“X and Y” brand names (brand names in the style of “___ and ___”) are everywhere. This construction has been around for a while—think Johnson & Johnson, Ben & Jerry’s, Abercrombie & Fitch—but lately you can’t stroll a mall or browse online without running into “and,” “+,” or “&,” particularly in apparel and food and beverage.
Big players like Walmart, Target, and Amazon are all following this style for recent apparel brand launches:
- Walmart: Time and Tru, Terra & Sky
- Target: Ava & Viv
- Amazon: Scout + Ro, Lark & Ro, James & Erin, Franklin & Freeman
A name-generating website for hipster businesses has even sprung up to satirize the trend. So, why is this style popular? What’s so great about “X & Y” (or “X and Y” or “X + Y”) names?
Because the Catchword team loves to investigate trends in naming, and to help brands decide whether to steer clear or follow the crowd, we looked into the “and” naming style and found ten reasons it’s a strong one.
- X + Y = love. Paired names suggest family, friendship, affection. As we know from Pavlov, behavior can be conditioned, so a customer’s association of a brand name with affection is likely to generate at least a little extra warmth toward the brand.
- X + Y is a memorable formula. Simple formulas offer a framework that makes it easier to remember a name, especially when it is on the longer side.
- Two for one. A pair of names enables you to convey two messages or enrich one. James & Erin offers apparel for both men and women. Two words also means greater opportunity for repeated consonant and vowel sounds, which in turn increases memorability. Time and Tru, Franklin & Freeman, Ava & Viv.
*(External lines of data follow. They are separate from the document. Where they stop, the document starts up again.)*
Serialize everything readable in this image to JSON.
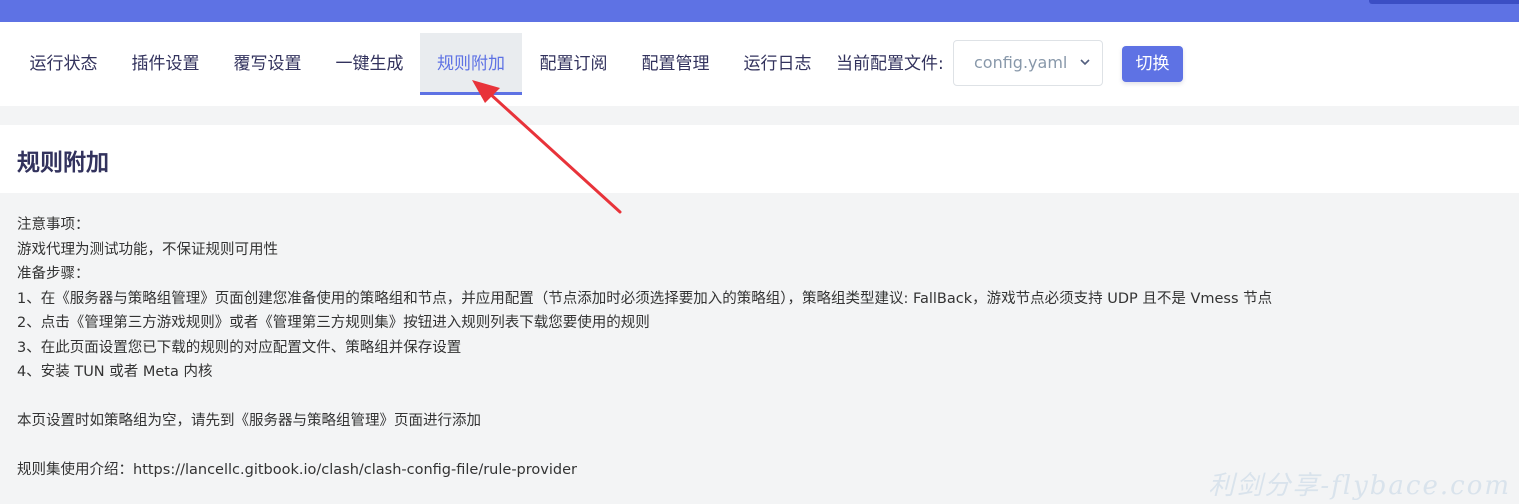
{
  "nav": {
    "tabs": [
      {
        "label": "运行状态"
      },
      {
        "label": "插件设置"
      },
      {
        "label": "覆写设置"
      },
      {
        "label": "一键生成"
      },
      {
        "label": "规则附加"
      },
      {
        "label": "配置订阅"
      },
      {
        "label": "配置管理"
      },
      {
        "label": "运行日志"
      }
    ],
    "active_tab": "规则附加",
    "config_label": "当前配置文件:",
    "config_select_value": "config.yaml",
    "switch_label": "切换"
  },
  "page": {
    "title": "规则附加",
    "lines": [
      "注意事项：",
      "游戏代理为测试功能，不保证规则可用性",
      "准备步骤：",
      "1、在《服务器与策略组管理》页面创建您准备使用的策略组和节点，并应用配置（节点添加时必须选择要加入的策略组），策略组类型建议: FallBack，游戏节点必须支持 UDP 且不是 Vmess 节点",
      "2、点击《管理第三方游戏规则》或者《管理第三方规则集》按钮进入规则列表下载您要使用的规则",
      "3、在此页面设置您已下载的规则的对应配置文件、策略组并保存设置",
      "4、安装 TUN 或者 Meta 内核",
      "本页设置时如策略组为空，请先到《服务器与策略组管理》页面进行添加",
      "规则集使用介绍：https://lancellc.gitbook.io/clash/clash-config-file/rule-provider"
    ]
  },
  "watermark": "利剑分享-flybace.com",
  "colors": {
    "accent": "#5e72e4",
    "arrow": "#e8333a",
    "text_dark": "#32325d"
  }
}
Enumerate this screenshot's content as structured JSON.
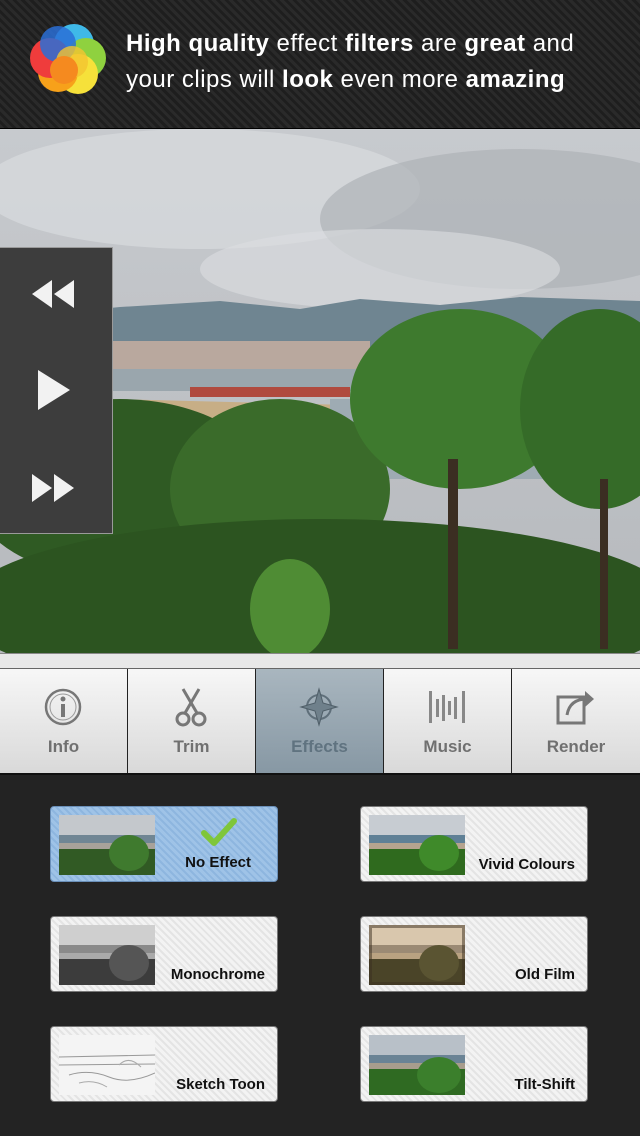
{
  "banner": {
    "w1": "High quality",
    "w2": " effect ",
    "w3": "filters",
    "w4": " are ",
    "w5": "great",
    "w6": " and",
    "w7": "your clips will ",
    "w8": "look",
    "w9": " even more ",
    "w10": "amazing"
  },
  "playback": {
    "rewind_icon": "rewind-icon",
    "play_icon": "play-icon",
    "forward_icon": "fast-forward-icon"
  },
  "tabs": [
    {
      "label": "Info",
      "icon": "info-icon"
    },
    {
      "label": "Trim",
      "icon": "scissors-icon"
    },
    {
      "label": "Effects",
      "icon": "effects-icon",
      "active": true
    },
    {
      "label": "Music",
      "icon": "equalizer-icon"
    },
    {
      "label": "Render",
      "icon": "share-icon"
    }
  ],
  "effects": [
    {
      "label": "No Effect",
      "selected": true
    },
    {
      "label": "Vivid Colours"
    },
    {
      "label": "Monochrome"
    },
    {
      "label": "Old Film"
    },
    {
      "label": "Sketch Toon"
    },
    {
      "label": "Tilt-Shift"
    }
  ],
  "colors": {
    "selected": "#9fc3e7",
    "active_tab": "#8798a4",
    "check": "#7fc63a"
  }
}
- The rhythmic “and.” Natural rhythms make names easier to remember. Say the brand names above aloud. Now say them without “and.” QED
- Sophisticated retro-hipness. Pairing unrelated things in a name recalls an old English pub, or a new artisanal gastropub (see name-generating website above). It also recalls a time when companies were named after the founders (Lord & Taylor), suggesting tradition, accountability, and authenticity.
- Trademark. Joining two distinct and unrelated words together makes trademark acquisition much simpler.
- Domain name. The exact domain name is more likely to be available, and for less money.
- Suggests collaboration. Brands want customers to feel like they can easily engage and connect with the brand.
- Cool, graphic characters. Punctuation and symbols (like “&” and “+”) can help make a brand name more fun and memorable. More graphic options means more ways to visually express your brand message and personality.
- Critical mass of the above qualities. When consumers start to connect a style of name with certain qualities, more brand names appear to leverage those associations, which then reinforces the expectations, and on and on.
Erin Milnes is Creative Director at Catchword, a trusted leader in naming with two decades of experience creating memorable and impactful names for clients worldwide.